From the first line to the last, print the data exactly as it appears.

==== Recorded data

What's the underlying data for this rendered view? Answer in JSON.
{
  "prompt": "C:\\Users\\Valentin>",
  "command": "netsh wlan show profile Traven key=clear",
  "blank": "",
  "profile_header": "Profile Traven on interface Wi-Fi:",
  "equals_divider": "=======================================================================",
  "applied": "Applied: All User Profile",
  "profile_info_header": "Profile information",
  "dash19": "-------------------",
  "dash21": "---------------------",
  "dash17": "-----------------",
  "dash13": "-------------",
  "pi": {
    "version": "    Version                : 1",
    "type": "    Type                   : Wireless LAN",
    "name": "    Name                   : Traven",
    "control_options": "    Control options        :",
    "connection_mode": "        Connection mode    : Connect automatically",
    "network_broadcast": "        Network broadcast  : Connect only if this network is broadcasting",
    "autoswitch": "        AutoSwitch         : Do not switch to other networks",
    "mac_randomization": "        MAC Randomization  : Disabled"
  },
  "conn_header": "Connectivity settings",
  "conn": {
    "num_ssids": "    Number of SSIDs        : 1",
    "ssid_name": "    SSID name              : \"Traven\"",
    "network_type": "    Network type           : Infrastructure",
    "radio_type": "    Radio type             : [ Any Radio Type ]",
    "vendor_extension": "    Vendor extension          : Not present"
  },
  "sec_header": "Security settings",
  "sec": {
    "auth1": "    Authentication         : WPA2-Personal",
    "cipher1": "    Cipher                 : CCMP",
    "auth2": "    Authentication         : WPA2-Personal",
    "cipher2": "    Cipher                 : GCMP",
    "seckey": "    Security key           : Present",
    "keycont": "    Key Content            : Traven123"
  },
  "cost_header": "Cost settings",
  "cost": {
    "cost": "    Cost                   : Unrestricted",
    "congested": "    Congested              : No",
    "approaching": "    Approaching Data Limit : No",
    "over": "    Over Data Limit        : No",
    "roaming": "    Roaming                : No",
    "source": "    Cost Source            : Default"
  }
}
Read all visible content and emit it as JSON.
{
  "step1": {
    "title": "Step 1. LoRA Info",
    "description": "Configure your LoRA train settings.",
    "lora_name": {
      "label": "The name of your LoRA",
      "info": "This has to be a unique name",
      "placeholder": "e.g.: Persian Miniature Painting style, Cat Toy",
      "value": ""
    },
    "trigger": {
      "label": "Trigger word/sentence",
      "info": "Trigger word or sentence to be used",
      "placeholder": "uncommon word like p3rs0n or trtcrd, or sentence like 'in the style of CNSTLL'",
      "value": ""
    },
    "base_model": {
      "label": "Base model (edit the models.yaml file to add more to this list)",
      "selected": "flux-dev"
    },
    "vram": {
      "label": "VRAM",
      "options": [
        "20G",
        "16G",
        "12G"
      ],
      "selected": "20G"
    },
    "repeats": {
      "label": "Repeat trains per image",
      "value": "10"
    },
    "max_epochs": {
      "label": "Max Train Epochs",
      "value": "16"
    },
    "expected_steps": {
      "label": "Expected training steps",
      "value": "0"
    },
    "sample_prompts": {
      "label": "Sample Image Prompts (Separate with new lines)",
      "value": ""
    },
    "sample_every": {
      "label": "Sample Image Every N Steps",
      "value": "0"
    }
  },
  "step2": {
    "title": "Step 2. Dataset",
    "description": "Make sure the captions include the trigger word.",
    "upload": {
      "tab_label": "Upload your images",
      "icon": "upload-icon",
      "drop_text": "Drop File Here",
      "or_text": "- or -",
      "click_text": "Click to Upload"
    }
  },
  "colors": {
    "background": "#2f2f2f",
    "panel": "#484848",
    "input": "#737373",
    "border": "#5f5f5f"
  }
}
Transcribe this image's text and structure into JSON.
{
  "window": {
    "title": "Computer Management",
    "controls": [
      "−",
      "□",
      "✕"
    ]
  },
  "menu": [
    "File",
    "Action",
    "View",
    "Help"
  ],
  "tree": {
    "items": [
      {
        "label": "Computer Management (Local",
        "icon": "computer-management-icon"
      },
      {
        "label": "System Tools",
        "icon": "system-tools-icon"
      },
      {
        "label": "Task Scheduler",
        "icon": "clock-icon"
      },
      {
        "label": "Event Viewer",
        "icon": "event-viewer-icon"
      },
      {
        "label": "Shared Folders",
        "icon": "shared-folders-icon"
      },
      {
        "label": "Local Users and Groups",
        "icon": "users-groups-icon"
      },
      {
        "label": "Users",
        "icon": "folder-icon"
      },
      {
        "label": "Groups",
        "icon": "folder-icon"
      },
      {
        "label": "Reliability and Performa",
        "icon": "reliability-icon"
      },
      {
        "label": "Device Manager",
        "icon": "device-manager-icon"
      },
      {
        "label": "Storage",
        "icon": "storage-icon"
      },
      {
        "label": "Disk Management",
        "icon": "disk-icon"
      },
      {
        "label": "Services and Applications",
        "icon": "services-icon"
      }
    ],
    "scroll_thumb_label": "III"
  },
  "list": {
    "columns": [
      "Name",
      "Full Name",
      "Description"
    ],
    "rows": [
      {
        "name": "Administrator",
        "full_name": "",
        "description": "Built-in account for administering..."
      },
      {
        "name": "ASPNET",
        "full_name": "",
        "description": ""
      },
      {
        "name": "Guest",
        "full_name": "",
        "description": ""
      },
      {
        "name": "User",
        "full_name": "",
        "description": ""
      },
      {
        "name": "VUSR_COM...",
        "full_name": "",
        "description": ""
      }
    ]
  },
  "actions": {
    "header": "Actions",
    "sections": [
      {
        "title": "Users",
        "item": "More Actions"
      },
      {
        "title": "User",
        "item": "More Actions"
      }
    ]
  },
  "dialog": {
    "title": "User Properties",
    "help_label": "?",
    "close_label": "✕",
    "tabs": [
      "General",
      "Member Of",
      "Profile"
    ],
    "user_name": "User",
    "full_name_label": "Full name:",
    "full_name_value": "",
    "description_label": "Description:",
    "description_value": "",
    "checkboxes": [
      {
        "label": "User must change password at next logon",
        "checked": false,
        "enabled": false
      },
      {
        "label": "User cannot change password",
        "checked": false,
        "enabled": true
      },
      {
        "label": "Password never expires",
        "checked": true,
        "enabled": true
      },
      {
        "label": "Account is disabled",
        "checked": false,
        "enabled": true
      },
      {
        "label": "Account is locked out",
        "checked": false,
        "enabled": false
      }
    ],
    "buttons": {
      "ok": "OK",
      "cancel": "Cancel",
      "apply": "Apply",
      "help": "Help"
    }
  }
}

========

Finished exercise:
What's the underlying data for this rendered view? Answer in JSON.
{
  "prompt": "C:\\Users\\Valentin>",
  "command": "netsh wlan show profile Traven key=clear",
  "blank": "",
  "profile_header": "Profile Traven on interface Wi-Fi:",
  "equals_divider": "=======================================================================",
  "applied": "Applied: All User Profile",
  "profile_info_header": "Profile information",
  "dash19": "-------------------",
  "dash21": "---------------------",
  "dash17": "-----------------",
  "dash13": "-------------",
  "pi": {
    "version": "    Version                : 1",
    "type": "    Type                   : Wireless LAN",
    "name": "    Name                   : Traven",
    "control_options": "    Control options        :",
    "connection_mode": "        Connection mode    : Connect automatically",
    "network_broadcast": "        Network broadcast  : Connect only if this network is broadcasting",
    "autoswitch": "        AutoSwitch         : Do not switch to other networks",
    "mac_randomization": "        MAC Randomization  : Disabled"
  },
  "conn_header": "Connectivity settings",
  "conn": {
    "num_ssids": "    Number of SSIDs        : 1",
    "ssid_name": "    SSID name              : \"Traven\"",
    "network_type": "    Network type           : Infrastructure",
    "radio_type": "    Radio type             : [ Any Radio Type ]",
    "vendor_extension": "    Vendor extension          : Not present"
  },
  "sec_header": "Security settings",
  "sec": {
    "auth1": "    Authentication         : WPA2-Personal",
    "cipher1": "    Cipher                 : CCMP",
    "auth2": "    Authentication         : WPA2-Personal",
    "cipher2": "    Cipher                 : GCMP",
    "seckey": "    Security key           : Present",
    "keycont": "    Key Content            : Traven123"
  },
  "cost_header": "Cost settings",
  "cost": {
    "cost": "    Cost                   : Unrestricted",
    "congested": "    Congested              : No",
    "approaching": "    Approaching Data Limit : No",
    "over": "    Over Data Limit        : No",
    "roaming": "    Roaming                : No",
    "source": "    Cost Source            : Default"
  }
}
Read all visible content and emit it as JSON.
{
  "step1": {
    "title": "Step 1. LoRA Info",
    "description": "Configure your LoRA train settings.",
    "lora_name": {
      "label": "The name of your LoRA",
      "info": "This has to be a unique name",
      "placeholder": "e.g.: Persian Miniature Painting style, Cat Toy",
      "value": ""
    },
    "trigger": {
      "label": "Trigger word/sentence",
      "info": "Trigger word or sentence to be used",
      "placeholder": "uncommon word like p3rs0n or trtcrd, or sentence like 'in the style of CNSTLL'",
      "value": ""
    },
    "base_model": {
      "label": "Base model (edit the models.yaml file to add more to this list)",
      "selected": "flux-dev"
    },
    "vram": {
      "label": "VRAM",
      "options": [
        "20G",
        "16G",
        "12G"
      ],
      "selected": "20G"
    },
    "repeats": {
      "label": "Repeat trains per image",
      "value": "10"
    },
    "max_epochs": {
      "label": "Max Train Epochs",
      "value": "16"
    },
    "expected_steps": {
      "label": "Expected training steps",
      "value": "0"
    },
    "sample_prompts": {
      "label": "Sample Image Prompts (Separate with new lines)",
      "value": ""
    },
    "sample_every": {
      "label": "Sample Image Every N Steps",
      "value": "0"
    }
  },
  "step2": {
    "title": "Step 2. Dataset",
    "description": "Make sure the captions include the trigger word.",
    "upload": {
      "tab_label": "Upload your images",
      "icon": "upload-icon",
      "drop_text": "Drop File Here",
      "or_text": "- or -",
      "click_text": "Click to Upload"
    }
  },
  "colors": {
    "background": "#2f2f2f",
    "panel": "#484848",
    "input": "#737373",
    "border": "#5f5f5f"
  }
}
Transcribe this image's text and structure into JSON.
{
  "window": {
    "title": "Computer Management",
    "controls": [
      "−",
      "□",
      "✕"
    ]
  },
  "menu": [
    "File",
    "Action",
    "View",
    "Help"
  ],
  "tree": {
    "items": [
      {
        "label": "Computer Management (Local",
        "icon": "computer-management-icon"
      },
      {
        "label": "System Tools",
        "icon": "system-tools-icon"
      },
      {
        "label": "Task Scheduler",
        "icon": "clock-icon"
      },
      {
        "label": "Event Viewer",
        "icon": "event-viewer-icon"
      },
      {
        "label": "Shared Folders",
        "icon": "shared-folders-icon"
      },
      {
        "label": "Local Users and Groups",
        "icon": "users-groups-icon"
      },
      {
        "label": "Users",
        "icon": "folder-icon"
      },
      {
        "label": "Groups",
        "icon": "folder-icon"
      },
      {
        "label": "Reliability and Performa",
        "icon": "reliability-icon"
      },
      {
        "label": "Device Manager",
        "icon": "device-manager-icon"
      },
      {
        "label": "Storage",
        "icon": "storage-icon"
      },
      {
        "label": "Disk Management",
        "icon": "disk-icon"
      },
      {
        "label": "Services and Applications",
        "icon": "services-icon"
      }
    ],
    "scroll_thumb_label": "III"
  },
  "list": {
    "columns": [
      "Name",
      "Full Name",
      "Description"
    ],
    "rows": [
      {
        "name": "Administrator",
        "full_name": "",
        "description": "Built-in account for administering..."
      },
      {
        "name": "ASPNET",
        "full_name": "",
        "description": ""
      },
      {
        "name": "Guest",
        "full_name": "",
        "description": ""
      },
      {
        "name": "User",
        "full_name": "",
        "description": ""
      },
      {
        "name": "VUSR_COM...",
        "full_name": "",
        "description": ""
      }
    ]
  },
  "actions": {
    "header": "Actions",
    "sections": [
      {
        "title": "Users",
        "item": "More Actions"
      },
      {
        "title": "User",
        "item": "More Actions"
      }
    ]
  },
  "dialog": {
    "title": "User Properties",
    "help_label": "?",
    "close_label": "✕",
    "tabs": [
      "General",
      "Member Of",
      "Profile"
    ],
    "user_name": "User",
    "full_name_label": "Full name:",
    "full_name_value": "",
    "description_label": "Description:",
    "description_value": "",
    "checkboxes": [
      {
        "label": "User must change password at next logon",
        "checked": false,
        "enabled": false
      },
      {
        "label": "User cannot change password",
        "checked": false,
        "enabled": true
      },
      {
        "label": "Password never expires",
        "checked": true,
        "enabled": true
      },
      {
        "label": "Account is disabled",
        "checked": false,
        "enabled": true
      },
      {
        "label": "Account is locked out",
        "checked": false,
        "enabled": false
      }
    ],
    "buttons": {
      "ok": "OK",
      "cancel": "Cancel",
      "apply": "Apply",
      "help": "Help"
    }
  }
}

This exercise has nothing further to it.